Sunday, January 26, 2014

St. John - A Hiker's Paradise In The Caribbean

The Caribbean often attracts those who simply desire to sun on long swaths of golden sand. I go to hike. And that's what made a trip to St. John in the U.S. Virgin Islands so perfect. Two-thirds of the island is a national park, cut with 21 trails where you can take a short walk or a two-hour hike. Even in high season,  you’ll run into only a couple of other hikers on the trail, especially those that are more strenuous.   

Unlike other Caribbean islands, such as Dominica and Grenada, where you have to negotiate tortuously slick, red mud trails through the rain forest, or step carefully around boiling pits,  St. John is graced with dry, safe and, often, short treks. 

To access some trails you don't even need a car; the Lind Point and the Caneel Hill trails are just outside of downtown Cruz Bay.  If you only have time for a short hike, the Cinnamon Bay Nature trail only takes 15 minutes. This trail heads through a moist, shady forest where you’ll see golden orb spiders and zebra butterflies. 

The National Park Service leads hikes on the Reef Bay trail which is chock full of history. Considered St. John's most popular trail, Reef Bay passes old sugar estates and petroglyphs. The bonus is a botany lesson where you'll learn about bay rum trees whose leaves were made into cologne, kapok tree seed pods whose cotton-like fiber were stuffed into mattresses, and locust tree wood that was part of the shipbuilding process.

For a more strenuous hike, the Bordeaux Mountain trail takes you to the highest point on the island and drops to Little Lameshur Beach.  If you tire of lying on the beach, the Ram Head trail starts at the blue cobblestone Salt Pond Bay Beach and then climbs past roly-poly cactus that dot the sides of the path.
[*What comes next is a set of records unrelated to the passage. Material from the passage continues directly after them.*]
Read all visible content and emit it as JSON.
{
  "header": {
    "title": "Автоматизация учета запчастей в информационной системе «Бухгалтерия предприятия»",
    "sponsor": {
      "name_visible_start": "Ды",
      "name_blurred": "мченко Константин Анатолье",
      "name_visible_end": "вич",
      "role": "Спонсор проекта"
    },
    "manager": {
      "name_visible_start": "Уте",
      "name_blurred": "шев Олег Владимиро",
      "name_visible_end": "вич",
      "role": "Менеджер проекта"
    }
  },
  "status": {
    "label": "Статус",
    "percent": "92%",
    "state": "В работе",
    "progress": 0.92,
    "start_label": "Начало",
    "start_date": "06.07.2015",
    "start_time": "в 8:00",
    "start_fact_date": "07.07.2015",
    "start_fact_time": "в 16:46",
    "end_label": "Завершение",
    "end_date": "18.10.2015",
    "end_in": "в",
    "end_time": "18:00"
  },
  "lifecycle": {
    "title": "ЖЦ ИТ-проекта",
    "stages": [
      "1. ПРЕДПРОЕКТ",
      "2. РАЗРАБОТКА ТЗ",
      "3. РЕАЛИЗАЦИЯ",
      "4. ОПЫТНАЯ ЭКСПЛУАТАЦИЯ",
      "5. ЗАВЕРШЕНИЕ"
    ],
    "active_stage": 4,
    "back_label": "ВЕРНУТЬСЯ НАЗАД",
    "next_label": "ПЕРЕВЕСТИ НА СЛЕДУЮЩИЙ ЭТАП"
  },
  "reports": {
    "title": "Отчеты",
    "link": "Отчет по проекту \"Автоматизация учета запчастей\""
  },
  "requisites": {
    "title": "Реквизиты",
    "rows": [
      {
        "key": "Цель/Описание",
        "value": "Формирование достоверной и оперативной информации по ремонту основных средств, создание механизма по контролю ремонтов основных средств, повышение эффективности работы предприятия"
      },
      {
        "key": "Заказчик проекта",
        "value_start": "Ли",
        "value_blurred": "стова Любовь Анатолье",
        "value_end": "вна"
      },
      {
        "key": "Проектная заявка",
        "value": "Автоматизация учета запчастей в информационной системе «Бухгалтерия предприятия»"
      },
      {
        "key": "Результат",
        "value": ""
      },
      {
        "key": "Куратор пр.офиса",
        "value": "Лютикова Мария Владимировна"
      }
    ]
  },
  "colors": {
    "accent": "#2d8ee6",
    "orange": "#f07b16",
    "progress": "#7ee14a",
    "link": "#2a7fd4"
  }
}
On this windy path, you'll find goats and burros wandering in the meadows, the oldest rocks on the island, from 90 million years ago, and crevasses where you can peer down to tumultuous waves.